Scan the entries below for the string "JSON" and copy every line where it turns up.
START Records supplied
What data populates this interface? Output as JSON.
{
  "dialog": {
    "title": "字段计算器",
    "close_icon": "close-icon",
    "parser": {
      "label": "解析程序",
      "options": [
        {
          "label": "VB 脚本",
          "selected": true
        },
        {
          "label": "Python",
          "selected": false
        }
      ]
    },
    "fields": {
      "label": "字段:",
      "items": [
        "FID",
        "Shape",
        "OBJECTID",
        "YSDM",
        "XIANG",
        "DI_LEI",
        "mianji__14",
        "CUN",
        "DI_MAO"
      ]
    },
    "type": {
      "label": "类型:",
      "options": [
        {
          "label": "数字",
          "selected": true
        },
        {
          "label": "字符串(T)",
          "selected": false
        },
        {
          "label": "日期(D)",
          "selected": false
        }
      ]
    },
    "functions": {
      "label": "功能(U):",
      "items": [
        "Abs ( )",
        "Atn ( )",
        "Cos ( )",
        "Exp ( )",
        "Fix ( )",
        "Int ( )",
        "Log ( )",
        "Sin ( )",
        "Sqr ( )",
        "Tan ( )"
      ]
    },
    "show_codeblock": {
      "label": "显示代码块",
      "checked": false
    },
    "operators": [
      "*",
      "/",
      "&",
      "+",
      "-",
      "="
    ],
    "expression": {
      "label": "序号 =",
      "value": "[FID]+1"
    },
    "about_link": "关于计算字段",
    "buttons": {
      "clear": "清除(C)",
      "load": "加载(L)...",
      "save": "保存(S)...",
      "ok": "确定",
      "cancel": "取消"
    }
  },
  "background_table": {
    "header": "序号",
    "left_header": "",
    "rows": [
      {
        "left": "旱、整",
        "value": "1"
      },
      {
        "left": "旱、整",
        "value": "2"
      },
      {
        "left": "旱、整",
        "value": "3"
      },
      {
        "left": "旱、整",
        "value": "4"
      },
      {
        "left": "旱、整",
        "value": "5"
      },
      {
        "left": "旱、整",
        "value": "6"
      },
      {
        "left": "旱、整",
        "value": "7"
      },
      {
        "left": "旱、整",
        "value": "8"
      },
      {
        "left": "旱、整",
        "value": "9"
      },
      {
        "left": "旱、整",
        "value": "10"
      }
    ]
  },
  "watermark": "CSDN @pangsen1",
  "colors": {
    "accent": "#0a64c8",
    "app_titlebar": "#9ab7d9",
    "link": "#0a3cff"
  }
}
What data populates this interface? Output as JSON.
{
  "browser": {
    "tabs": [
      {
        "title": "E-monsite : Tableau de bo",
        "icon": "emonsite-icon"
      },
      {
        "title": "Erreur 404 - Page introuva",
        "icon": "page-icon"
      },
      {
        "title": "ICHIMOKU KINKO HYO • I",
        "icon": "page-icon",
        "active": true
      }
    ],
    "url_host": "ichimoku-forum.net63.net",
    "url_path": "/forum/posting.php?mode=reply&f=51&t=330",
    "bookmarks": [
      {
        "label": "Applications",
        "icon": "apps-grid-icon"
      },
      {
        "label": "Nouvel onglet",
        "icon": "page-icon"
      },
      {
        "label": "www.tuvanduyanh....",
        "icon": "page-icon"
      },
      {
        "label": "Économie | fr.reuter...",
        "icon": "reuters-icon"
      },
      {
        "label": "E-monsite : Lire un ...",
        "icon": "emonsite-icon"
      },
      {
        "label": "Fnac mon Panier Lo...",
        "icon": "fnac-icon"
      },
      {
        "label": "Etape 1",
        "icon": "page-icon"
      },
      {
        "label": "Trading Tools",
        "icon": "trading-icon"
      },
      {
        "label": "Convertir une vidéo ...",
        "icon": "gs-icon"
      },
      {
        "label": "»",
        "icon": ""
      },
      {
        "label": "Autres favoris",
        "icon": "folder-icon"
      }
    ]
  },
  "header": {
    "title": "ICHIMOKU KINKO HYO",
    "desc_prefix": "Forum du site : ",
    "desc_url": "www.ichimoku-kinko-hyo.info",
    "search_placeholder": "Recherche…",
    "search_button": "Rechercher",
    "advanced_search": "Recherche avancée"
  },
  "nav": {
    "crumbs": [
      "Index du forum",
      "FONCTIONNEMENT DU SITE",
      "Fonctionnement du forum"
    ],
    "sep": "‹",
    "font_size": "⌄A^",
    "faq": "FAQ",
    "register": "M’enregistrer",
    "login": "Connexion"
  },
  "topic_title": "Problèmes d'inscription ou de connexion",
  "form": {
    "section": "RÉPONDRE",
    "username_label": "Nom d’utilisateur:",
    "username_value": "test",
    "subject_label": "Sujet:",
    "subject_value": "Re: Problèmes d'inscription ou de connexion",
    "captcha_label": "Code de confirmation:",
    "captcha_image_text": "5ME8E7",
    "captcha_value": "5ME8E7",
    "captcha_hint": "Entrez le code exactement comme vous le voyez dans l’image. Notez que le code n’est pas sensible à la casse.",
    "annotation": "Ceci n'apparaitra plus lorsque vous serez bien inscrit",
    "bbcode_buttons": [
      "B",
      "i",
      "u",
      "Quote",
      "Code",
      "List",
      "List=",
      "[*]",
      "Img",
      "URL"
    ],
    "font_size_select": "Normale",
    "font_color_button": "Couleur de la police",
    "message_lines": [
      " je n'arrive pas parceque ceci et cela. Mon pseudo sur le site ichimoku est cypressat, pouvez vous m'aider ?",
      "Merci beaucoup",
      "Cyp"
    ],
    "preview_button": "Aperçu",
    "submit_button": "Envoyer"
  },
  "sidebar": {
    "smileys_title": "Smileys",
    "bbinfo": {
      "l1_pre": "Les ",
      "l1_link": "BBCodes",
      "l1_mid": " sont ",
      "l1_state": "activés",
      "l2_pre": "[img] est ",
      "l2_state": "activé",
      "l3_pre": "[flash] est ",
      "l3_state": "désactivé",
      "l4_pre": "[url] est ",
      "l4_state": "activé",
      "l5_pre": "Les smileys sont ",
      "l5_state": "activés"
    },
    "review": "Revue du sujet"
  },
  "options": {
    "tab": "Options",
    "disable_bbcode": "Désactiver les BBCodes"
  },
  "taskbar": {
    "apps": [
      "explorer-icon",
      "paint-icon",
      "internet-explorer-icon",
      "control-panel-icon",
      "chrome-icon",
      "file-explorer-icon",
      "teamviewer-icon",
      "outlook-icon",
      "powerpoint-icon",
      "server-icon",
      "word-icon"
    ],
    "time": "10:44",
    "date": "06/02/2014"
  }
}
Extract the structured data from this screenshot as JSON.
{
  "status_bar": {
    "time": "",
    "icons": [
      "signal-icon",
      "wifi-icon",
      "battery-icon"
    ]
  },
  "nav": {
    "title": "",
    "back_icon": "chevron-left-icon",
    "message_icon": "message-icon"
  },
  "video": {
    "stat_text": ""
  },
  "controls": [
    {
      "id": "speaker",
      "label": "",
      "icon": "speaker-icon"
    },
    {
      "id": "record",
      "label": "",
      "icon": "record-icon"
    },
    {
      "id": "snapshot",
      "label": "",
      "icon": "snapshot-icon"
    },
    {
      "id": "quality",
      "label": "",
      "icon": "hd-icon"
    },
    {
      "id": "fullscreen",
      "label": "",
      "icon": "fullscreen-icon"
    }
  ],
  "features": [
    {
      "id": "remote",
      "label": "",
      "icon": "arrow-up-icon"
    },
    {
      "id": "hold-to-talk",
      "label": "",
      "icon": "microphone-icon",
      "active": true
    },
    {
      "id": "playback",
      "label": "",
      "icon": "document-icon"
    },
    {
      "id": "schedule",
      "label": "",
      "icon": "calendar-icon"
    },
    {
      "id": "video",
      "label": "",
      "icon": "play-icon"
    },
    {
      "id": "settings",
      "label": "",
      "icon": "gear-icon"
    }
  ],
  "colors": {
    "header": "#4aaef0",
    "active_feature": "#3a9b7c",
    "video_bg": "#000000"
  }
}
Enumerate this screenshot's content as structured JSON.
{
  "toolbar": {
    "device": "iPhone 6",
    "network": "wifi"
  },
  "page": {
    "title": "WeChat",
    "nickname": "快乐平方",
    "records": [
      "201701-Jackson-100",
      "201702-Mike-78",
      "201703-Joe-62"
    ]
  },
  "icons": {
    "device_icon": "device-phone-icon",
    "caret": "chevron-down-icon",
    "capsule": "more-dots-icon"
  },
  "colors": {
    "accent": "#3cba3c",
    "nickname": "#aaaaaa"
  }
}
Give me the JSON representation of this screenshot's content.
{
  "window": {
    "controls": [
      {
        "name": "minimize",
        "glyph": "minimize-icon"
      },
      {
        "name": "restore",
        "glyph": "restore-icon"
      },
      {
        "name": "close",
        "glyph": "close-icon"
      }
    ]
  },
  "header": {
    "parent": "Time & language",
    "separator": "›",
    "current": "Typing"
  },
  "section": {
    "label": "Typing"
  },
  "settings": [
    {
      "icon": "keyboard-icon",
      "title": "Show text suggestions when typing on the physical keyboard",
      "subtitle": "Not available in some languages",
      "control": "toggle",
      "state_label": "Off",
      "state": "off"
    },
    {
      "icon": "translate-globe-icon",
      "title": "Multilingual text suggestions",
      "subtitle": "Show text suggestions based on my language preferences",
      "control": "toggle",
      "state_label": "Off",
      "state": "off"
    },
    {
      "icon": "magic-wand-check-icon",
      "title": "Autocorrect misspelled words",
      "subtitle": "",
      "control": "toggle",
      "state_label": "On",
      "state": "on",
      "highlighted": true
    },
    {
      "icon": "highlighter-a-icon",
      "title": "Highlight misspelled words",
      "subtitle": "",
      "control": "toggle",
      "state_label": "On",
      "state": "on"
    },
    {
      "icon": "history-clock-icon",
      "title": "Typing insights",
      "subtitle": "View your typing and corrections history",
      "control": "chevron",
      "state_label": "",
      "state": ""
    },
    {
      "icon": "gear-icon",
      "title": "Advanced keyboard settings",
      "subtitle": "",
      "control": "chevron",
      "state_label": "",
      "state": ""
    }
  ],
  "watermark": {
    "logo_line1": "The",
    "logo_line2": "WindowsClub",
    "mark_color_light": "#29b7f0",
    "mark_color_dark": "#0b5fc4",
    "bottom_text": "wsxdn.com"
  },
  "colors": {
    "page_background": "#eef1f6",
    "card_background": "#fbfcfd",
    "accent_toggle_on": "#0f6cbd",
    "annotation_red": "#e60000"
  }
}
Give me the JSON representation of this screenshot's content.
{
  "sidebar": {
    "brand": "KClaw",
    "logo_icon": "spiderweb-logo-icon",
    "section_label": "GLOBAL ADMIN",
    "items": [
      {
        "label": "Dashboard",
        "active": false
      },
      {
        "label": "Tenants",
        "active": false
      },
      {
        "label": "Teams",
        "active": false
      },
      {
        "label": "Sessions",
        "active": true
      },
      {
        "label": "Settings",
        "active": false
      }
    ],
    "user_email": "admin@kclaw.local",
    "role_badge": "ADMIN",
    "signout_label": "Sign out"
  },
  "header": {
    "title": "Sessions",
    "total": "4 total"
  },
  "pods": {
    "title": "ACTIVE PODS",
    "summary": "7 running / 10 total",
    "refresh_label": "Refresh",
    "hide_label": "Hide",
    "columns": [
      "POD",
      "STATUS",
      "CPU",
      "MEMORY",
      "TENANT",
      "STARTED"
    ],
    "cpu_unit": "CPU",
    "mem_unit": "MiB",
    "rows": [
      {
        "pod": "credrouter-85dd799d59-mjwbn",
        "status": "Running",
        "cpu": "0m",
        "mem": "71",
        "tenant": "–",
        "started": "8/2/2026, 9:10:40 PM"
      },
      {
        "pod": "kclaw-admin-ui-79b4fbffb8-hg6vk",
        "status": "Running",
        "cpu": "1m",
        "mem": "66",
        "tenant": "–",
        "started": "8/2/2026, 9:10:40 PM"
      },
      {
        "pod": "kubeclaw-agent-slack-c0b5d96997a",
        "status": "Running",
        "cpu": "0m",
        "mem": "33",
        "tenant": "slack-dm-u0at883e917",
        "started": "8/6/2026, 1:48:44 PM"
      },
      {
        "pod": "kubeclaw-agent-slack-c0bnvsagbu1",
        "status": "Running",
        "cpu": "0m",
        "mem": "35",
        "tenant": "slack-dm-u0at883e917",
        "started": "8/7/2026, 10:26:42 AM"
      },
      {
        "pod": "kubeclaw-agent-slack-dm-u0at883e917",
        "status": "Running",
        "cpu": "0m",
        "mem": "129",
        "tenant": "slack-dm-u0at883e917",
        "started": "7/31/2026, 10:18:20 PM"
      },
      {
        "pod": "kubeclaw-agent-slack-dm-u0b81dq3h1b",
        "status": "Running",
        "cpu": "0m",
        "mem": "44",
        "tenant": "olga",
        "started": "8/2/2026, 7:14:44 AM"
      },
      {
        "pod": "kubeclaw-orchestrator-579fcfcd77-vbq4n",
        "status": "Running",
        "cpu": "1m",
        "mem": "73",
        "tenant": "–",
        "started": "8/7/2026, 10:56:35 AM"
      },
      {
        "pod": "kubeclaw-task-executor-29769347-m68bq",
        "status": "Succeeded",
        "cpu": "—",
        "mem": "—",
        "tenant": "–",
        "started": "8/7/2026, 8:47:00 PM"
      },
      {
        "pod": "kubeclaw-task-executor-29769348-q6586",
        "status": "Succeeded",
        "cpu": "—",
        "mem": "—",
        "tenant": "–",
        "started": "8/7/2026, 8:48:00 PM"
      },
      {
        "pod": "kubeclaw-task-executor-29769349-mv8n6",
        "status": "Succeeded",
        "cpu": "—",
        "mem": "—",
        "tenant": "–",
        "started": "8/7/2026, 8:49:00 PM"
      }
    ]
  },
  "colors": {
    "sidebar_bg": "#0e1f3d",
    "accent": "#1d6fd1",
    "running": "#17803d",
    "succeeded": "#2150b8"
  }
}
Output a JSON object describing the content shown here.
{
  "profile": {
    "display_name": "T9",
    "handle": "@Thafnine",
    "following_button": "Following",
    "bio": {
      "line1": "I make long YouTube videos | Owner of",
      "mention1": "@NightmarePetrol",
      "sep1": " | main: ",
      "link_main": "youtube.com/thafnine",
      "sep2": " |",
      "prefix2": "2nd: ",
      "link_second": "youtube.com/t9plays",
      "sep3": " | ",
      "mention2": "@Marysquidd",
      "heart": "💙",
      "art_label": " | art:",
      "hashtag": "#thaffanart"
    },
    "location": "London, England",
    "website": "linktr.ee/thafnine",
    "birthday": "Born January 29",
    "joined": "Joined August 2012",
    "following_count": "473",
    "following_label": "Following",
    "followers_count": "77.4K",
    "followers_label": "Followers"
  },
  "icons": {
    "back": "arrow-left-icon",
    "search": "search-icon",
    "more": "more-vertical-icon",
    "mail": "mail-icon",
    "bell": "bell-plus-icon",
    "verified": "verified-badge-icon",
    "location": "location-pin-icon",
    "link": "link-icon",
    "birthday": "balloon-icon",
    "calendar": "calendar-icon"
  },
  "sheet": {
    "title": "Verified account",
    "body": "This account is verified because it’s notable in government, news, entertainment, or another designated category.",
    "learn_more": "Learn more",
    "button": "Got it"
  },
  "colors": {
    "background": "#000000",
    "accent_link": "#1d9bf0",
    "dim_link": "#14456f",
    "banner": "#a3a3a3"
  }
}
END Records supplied
**Answer for this exercise**
What data populates this interface? Output as JSON.
What data populates this interface? Output as JSON.
Extract the structured data from this screenshot as JSON.
Enumerate this screenshot's content as structured JSON.
Give me the JSON representation of this screenshot's content.
Give me the JSON representation of this screenshot's content.
Output a JSON object describing the content shown here.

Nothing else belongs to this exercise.